BEGIN
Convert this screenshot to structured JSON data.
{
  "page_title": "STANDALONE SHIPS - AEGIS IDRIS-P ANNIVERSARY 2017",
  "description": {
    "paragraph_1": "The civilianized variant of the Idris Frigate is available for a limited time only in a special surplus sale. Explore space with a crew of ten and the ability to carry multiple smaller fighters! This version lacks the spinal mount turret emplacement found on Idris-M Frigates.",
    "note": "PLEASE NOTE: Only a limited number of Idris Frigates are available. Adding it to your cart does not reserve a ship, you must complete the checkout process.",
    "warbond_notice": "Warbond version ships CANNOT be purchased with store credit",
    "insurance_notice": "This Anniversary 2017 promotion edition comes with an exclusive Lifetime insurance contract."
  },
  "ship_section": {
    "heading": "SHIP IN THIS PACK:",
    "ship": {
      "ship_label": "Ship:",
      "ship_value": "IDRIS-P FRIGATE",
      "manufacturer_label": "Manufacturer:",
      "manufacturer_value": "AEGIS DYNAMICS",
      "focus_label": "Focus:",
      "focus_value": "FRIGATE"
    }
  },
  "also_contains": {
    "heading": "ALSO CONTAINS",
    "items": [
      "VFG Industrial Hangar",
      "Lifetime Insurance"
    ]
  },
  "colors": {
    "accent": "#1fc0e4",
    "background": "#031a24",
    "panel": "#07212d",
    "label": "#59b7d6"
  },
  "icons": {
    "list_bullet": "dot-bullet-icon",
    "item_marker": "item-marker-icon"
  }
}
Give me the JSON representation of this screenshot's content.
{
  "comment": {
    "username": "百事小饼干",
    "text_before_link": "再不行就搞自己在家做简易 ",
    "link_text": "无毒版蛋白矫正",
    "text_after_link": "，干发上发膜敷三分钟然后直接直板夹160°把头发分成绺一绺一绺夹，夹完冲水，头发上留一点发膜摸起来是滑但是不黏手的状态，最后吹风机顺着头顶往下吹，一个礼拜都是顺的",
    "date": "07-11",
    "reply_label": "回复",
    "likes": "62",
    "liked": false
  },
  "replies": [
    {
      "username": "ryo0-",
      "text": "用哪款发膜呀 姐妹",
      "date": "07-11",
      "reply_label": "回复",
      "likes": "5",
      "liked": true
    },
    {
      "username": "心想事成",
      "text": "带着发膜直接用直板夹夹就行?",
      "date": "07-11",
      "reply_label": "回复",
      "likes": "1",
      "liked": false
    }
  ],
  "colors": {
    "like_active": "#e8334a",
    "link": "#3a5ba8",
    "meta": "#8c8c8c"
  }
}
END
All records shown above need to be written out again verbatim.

Convert this screenshot to structured JSON data.
{
  "page_title": "STANDALONE SHIPS - AEGIS IDRIS-P ANNIVERSARY 2017",
  "description": {
    "paragraph_1": "The civilianized variant of the Idris Frigate is available for a limited time only in a special surplus sale. Explore space with a crew of ten and the ability to carry multiple smaller fighters! This version lacks the spinal mount turret emplacement found on Idris-M Frigates.",
    "note": "PLEASE NOTE: Only a limited number of Idris Frigates are available. Adding it to your cart does not reserve a ship, you must complete the checkout process.",
    "warbond_notice": "Warbond version ships CANNOT be purchased with store credit",
    "insurance_notice": "This Anniversary 2017 promotion edition comes with an exclusive Lifetime insurance contract."
  },
  "ship_section": {
    "heading": "SHIP IN THIS PACK:",
    "ship": {
      "ship_label": "Ship:",
      "ship_value": "IDRIS-P FRIGATE",
      "manufacturer_label": "Manufacturer:",
      "manufacturer_value": "AEGIS DYNAMICS",
      "focus_label": "Focus:",
      "focus_value": "FRIGATE"
    }
  },
  "also_contains": {
    "heading": "ALSO CONTAINS",
    "items": [
      "VFG Industrial Hangar",
      "Lifetime Insurance"
    ]
  },
  "colors": {
    "accent": "#1fc0e4",
    "background": "#031a24",
    "panel": "#07212d",
    "label": "#59b7d6"
  },
  "icons": {
    "list_bullet": "dot-bullet-icon",
    "item_marker": "item-marker-icon"
  }
}
Give me the JSON representation of this screenshot's content.
{
  "comment": {
    "username": "百事小饼干",
    "text_before_link": "再不行就搞自己在家做简易 ",
    "link_text": "无毒版蛋白矫正",
    "text_after_link": "，干发上发膜敷三分钟然后直接直板夹160°把头发分成绺一绺一绺夹，夹完冲水，头发上留一点发膜摸起来是滑但是不黏手的状态，最后吹风机顺着头顶往下吹，一个礼拜都是顺的",
    "date": "07-11",
    "reply_label": "回复",
    "likes": "62",
    "liked": false
  },
  "replies": [
    {
      "username": "ryo0-",
      "text": "用哪款发膜呀 姐妹",
      "date": "07-11",
      "reply_label": "回复",
      "likes": "5",
      "liked": true
    },
    {
      "username": "心想事成",
      "text": "带着发膜直接用直板夹夹就行?",
      "date": "07-11",
      "reply_label": "回复",
      "likes": "1",
      "liked": false
    }
  ],
  "colors": {
    "like_active": "#e8334a",
    "link": "#3a5ba8",
    "meta": "#8c8c8c"
  }
}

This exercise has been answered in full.